Artful Blogger

ARTFUL BLOGGER: Kenneth Emig’s new sculpture exhibition at Galerie St. Laurent + Hill is all light, mirrors, and magic

One of the images from Kenneth Emig's exhibit "Equinox."

Sculptor Kenneth Emig is really a magician. Savouring his handiwork is like watching a truly professional magic act in which you are constantly torn between simply being thrilled with the experience and obsessively trying to figure out how it all works.

Emig’s art is all light and mirrors bundled up in what he calls “architectural light boxes.” Think of when you were last at a clothing shop, tried on a new outfit, admired yourself in a mirrored alcove, and suddenly saw your reflection again and again, right into infinity. Now, reduce that kind of experience to a large box, suitable for hanging on a wall, and you have Emig’s magic art. You could even call it kinetic art because what you see hanging on the wall contains “fictional space” that becomes “elastic space” that stretches into infinity and shape-shifts depending upon the angle you are at and the intensity of the light in the room.

Back in the 1960s, there was movement called “op art.” Those works were usually paintings of mind-bending geometric shapes that seemed to dance before your eyes. Emig’s work is like that but in 3D, a sensory experience that stretches the conventional definitions of art.

An exhibition of Emig’s unusual work titled Equinox runs from March 21 to April 9 at Galerie St. Laurent + Hill in the ByWard Market. Emig gave me an advance peek at the works while they were still at his studio at Enriched Bread Artists. He was planning on putting eight works in the exhibition. The biggest, when installed on a wall, is shaped like a diamond 78 inches high and 78 inches wide. The rest look about half that size.

This is Emig’s first major solo show in the Ottawa area since 2007, when he took over the vast exhibition spaces of AXENEO7 in Hull. More recently, in September 2011, Emig exhibited work in the Moscow Biennale. This coming summer he will join other Enriched Bread Artists for a show in The Netherlands.

Emig’s architectural light boxes are made of wood that have been painted black on the outside and either red, orange, or bluish-mauve in the inside. Light fixtures of two concentric circular fluorescent tubes are hidden in the box. When the tubes are lit, they interact with strategically placed mirrors so that the viewer sees reflections of reflections stretching to infinity.

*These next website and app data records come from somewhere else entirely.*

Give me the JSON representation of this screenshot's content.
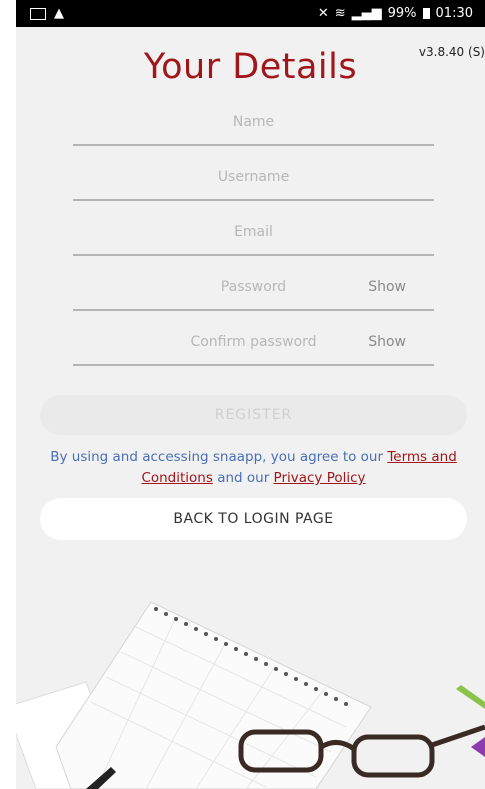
{
  "status_bar": {
    "signal_text": "99%",
    "time": "01:30"
  },
  "app": {
    "version": "v3.8.40 (S)",
    "title": "Your Details"
  },
  "form": {
    "name_placeholder": "Name",
    "username_placeholder": "Username",
    "email_placeholder": "Email",
    "password_placeholder": "Password",
    "password_show": "Show",
    "confirm_placeholder": "Confirm password",
    "confirm_show": "Show",
    "register_label": "REGISTER"
  },
  "terms": {
    "prefix": "By using and accessing snaapp, you agree to our ",
    "terms_link": "Terms and Conditions",
    "middle": " and our ",
    "privacy_link": "Privacy Policy"
  },
  "back_label": "BACK TO LOGIN PAGE",
  "colors": {
    "brand_red": "#a1161b",
    "link_blue": "#4a6fb8",
    "background": "#f1f1f1"
  }
}
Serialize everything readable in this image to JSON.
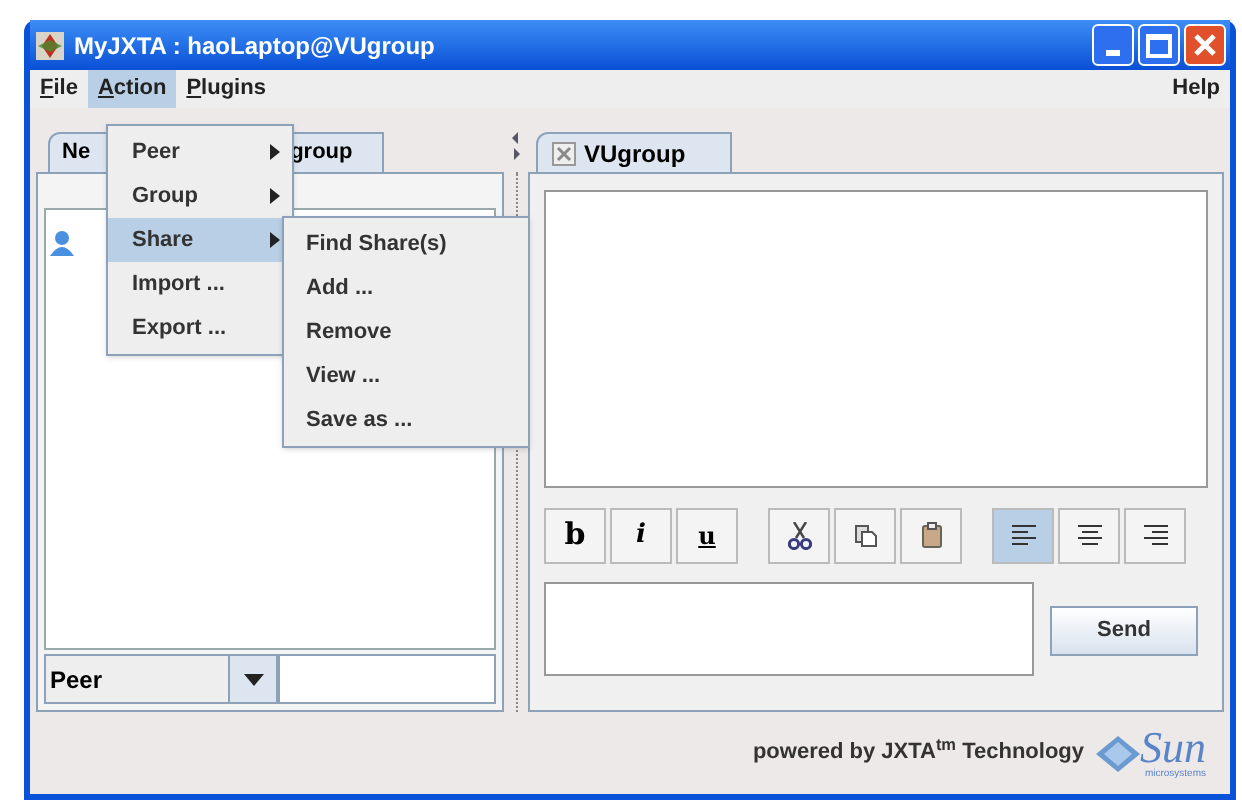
{
  "window": {
    "title": "MyJXTA : haoLaptop@VUgroup"
  },
  "menu_bar": {
    "items": [
      {
        "label": "File",
        "selected": false
      },
      {
        "label": "Action",
        "selected": true
      },
      {
        "label": "Plugins",
        "selected": false
      }
    ],
    "help": "Help"
  },
  "action_menu": [
    {
      "label": "Peer",
      "submenu": true,
      "selected": false
    },
    {
      "label": "Group",
      "submenu": true,
      "selected": false
    },
    {
      "label": "Share",
      "submenu": true,
      "selected": true
    },
    {
      "label": "Import ...",
      "submenu": false,
      "selected": false
    },
    {
      "label": "Export ...",
      "submenu": false,
      "selected": false
    }
  ],
  "share_submenu": [
    "Find Share(s)",
    "Add ...",
    "Remove",
    "View ...",
    "Save as ..."
  ],
  "left_panel": {
    "tab_text_start": "Ne",
    "tab_text_end": "group",
    "search_type": "Peer"
  },
  "chat_tab": {
    "label": "VUgroup"
  },
  "toolbar": [
    {
      "kind": "text",
      "label": "b",
      "selected": false
    },
    {
      "kind": "text",
      "label": "i",
      "selected": false
    },
    {
      "kind": "text",
      "label": "u",
      "selected": false
    },
    {
      "kind": "cut",
      "selected": false
    },
    {
      "kind": "copy",
      "selected": false
    },
    {
      "kind": "paste",
      "selected": false
    },
    {
      "kind": "align-left",
      "selected": true
    },
    {
      "kind": "align-center",
      "selected": false
    },
    {
      "kind": "align-right",
      "selected": false
    }
  ],
  "send_button": "Send",
  "footer": {
    "text": "powered by JXTA$^{tm}$ Technology",
    "logo_text": "Sun",
    "logo_subtext": "microsystems"
  }
}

This is art for the whole family. Even young kids should enjoy the show. But they will surely start asking their parents how exactly these things work.